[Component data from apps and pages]

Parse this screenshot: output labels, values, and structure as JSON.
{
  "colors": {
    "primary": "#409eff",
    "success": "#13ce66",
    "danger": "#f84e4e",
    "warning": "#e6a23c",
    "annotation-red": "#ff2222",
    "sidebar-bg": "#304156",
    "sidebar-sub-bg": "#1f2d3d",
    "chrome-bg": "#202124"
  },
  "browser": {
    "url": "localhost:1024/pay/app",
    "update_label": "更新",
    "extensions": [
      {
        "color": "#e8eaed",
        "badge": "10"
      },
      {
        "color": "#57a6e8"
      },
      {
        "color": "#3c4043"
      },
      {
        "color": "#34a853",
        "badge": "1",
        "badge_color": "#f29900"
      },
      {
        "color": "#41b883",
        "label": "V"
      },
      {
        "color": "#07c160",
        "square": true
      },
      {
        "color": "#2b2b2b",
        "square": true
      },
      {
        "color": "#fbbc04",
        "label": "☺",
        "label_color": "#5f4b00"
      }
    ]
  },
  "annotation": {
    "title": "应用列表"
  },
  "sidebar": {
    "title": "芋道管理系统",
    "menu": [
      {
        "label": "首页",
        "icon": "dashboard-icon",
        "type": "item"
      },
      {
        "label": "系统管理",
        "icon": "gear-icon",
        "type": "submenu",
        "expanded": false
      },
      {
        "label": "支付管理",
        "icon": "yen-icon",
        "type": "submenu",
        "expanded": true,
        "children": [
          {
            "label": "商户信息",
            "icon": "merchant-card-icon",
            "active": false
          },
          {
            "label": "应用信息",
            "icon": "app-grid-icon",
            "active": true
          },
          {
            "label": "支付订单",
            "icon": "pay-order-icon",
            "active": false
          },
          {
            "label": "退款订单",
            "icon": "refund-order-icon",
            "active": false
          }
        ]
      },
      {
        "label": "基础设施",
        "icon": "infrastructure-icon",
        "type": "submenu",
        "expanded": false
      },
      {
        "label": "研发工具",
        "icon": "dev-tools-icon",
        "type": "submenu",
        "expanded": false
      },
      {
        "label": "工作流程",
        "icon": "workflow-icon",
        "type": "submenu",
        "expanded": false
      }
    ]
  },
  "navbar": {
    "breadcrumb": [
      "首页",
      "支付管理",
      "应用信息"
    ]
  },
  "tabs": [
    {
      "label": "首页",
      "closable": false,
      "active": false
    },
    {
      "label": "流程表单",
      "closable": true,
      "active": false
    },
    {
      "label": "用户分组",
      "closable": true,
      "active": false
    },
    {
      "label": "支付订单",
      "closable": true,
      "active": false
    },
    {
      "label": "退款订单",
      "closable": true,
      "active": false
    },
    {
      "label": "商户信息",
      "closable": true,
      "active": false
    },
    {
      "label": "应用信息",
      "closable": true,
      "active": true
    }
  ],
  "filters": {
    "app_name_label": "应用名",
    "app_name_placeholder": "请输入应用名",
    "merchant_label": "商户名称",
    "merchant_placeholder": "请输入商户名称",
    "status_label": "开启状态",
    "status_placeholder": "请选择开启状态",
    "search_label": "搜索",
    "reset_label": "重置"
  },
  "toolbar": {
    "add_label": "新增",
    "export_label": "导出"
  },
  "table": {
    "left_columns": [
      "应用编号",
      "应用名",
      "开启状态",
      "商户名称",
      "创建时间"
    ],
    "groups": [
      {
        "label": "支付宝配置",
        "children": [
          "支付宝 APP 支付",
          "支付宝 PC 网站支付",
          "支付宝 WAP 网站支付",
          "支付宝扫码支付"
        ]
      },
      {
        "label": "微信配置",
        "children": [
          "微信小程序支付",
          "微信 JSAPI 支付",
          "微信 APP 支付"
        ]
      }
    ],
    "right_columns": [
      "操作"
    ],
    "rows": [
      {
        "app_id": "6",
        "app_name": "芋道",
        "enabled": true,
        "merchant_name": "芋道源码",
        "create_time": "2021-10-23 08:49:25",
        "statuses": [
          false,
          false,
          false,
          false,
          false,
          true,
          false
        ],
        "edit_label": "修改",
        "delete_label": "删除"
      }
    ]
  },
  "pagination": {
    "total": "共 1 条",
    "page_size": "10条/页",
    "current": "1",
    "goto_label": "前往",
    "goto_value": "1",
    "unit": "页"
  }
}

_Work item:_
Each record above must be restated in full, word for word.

_Result for this task:_
Parse this screenshot: output labels, values, and structure as JSON.
{
  "colors": {
    "primary": "#409eff",
    "success": "#13ce66",
    "danger": "#f84e4e",
    "warning": "#e6a23c",
    "annotation-red": "#ff2222",
    "sidebar-bg": "#304156",
    "sidebar-sub-bg": "#1f2d3d",
    "chrome-bg": "#202124"
  },
  "browser": {
    "url": "localhost:1024/pay/app",
    "update_label": "更新",
    "extensions": [
      {
        "color": "#e8eaed",
        "badge": "10"
      },
      {
        "color": "#57a6e8"
      },
      {
        "color": "#3c4043"
      },
      {
        "color": "#34a853",
        "badge": "1",
        "badge_color": "#f29900"
      },
      {
        "color": "#41b883",
        "label": "V"
      },
      {
        "color": "#07c160",
        "square": true
      },
      {
        "color": "#2b2b2b",
        "square": true
      },
      {
        "color": "#fbbc04",
        "label": "☺",
        "label_color": "#5f4b00"
      }
    ]
  },
  "annotation": {
    "title": "应用列表"
  },
  "sidebar": {
    "title": "芋道管理系统",
    "menu": [
      {
        "label": "首页",
        "icon": "dashboard-icon",
        "type": "item"
      },
      {
        "label": "系统管理",
        "icon": "gear-icon",
        "type": "submenu",
        "expanded": false
      },
      {
        "label": "支付管理",
        "icon": "yen-icon",
        "type": "submenu",
        "expanded": true,
        "children": [
          {
            "label": "商户信息",
            "icon": "merchant-card-icon",
            "active": false
          },
          {
            "label": "应用信息",
            "icon": "app-grid-icon",
            "active": true
          },
          {
            "label": "支付订单",
            "icon": "pay-order-icon",
            "active": false
          },
          {
            "label": "退款订单",
            "icon": "refund-order-icon",
            "active": false
          }
        ]
      },
      {
        "label": "基础设施",
        "icon": "infrastructure-icon",
        "type": "submenu",
        "expanded": false
      },
      {
        "label": "研发工具",
        "icon": "dev-tools-icon",
        "type": "submenu",
        "expanded": false
      },
      {
        "label": "工作流程",
        "icon": "workflow-icon",
        "type": "submenu",
        "expanded": false
      }
    ]
  },
  "navbar": {
    "breadcrumb": [
      "首页",
      "支付管理",
      "应用信息"
    ]
  },
  "tabs": [
    {
      "label": "首页",
      "closable": false,
      "active": false
    },
    {
      "label": "流程表单",
      "closable": true,
      "active": false
    },
    {
      "label": "用户分组",
      "closable": true,
      "active": false
    },
    {
      "label": "支付订单",
      "closable": true,
      "active": false
    },
    {
      "label": "退款订单",
      "closable": true,
      "active": false
    },
    {
      "label": "商户信息",
      "closable": true,
      "active": false
    },
    {
      "label": "应用信息",
      "closable": true,
      "active": true
    }
  ],
  "filters": {
    "app_name_label": "应用名",
    "app_name_placeholder": "请输入应用名",
    "merchant_label": "商户名称",
    "merchant_placeholder": "请输入商户名称",
    "status_label": "开启状态",
    "status_placeholder": "请选择开启状态",
    "search_label": "搜索",
    "reset_label": "重置"
  },
  "toolbar": {
    "add_label": "新增",
    "export_label": "导出"
  },
  "table": {
    "left_columns": [
      "应用编号",
      "应用名",
      "开启状态",
      "商户名称",
      "创建时间"
    ],
    "groups": [
      {
        "label": "支付宝配置",
        "children": [
          "支付宝 APP 支付",
          "支付宝 PC 网站支付",
          "支付宝 WAP 网站支付",
          "支付宝扫码支付"
        ]
      },
      {
        "label": "微信配置",
        "children": [
          "微信小程序支付",
          "微信 JSAPI 支付",
          "微信 APP 支付"
        ]
      }
    ],
    "right_columns": [
      "操作"
    ],
    "rows": [
      {
        "app_id": "6",
        "app_name": "芋道",
        "enabled": true,
        "merchant_name": "芋道源码",
        "create_time": "2021-10-23 08:49:25",
        "statuses": [
          false,
          false,
          false,
          false,
          false,
          true,
          false
        ],
        "edit_label": "修改",
        "delete_label": "删除"
      }
    ]
  },
  "pagination": {
    "total": "共 1 条",
    "page_size": "10条/页",
    "current": "1",
    "goto_label": "前往",
    "goto_value": "1",
    "unit": "页"
  }
}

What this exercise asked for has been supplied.